DATASET below:
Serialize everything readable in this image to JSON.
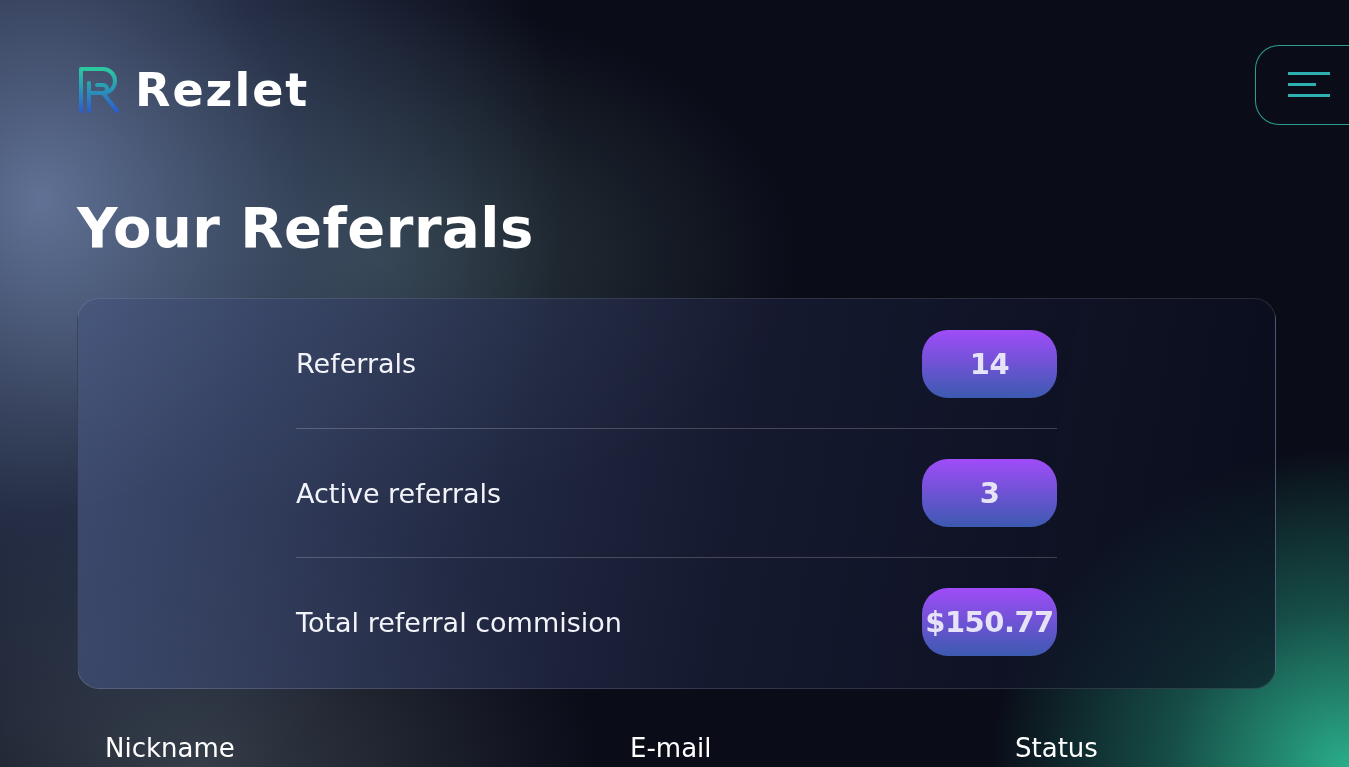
{
  "brand": {
    "name": "Rezlet"
  },
  "heading": "Your Referrals",
  "stats": [
    {
      "label": "Referrals",
      "value": "14"
    },
    {
      "label": "Active referrals",
      "value": "3"
    },
    {
      "label": "Total referral commision",
      "value": "$150.77"
    }
  ],
  "table": {
    "columns": [
      "Nickname",
      "E-mail",
      "Status"
    ]
  }
}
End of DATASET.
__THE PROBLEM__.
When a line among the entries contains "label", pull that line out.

__SOLVED PROBLEM__.
      "label": "Referrals",
      "label": "Active referrals",
      "label": "Total referral commision",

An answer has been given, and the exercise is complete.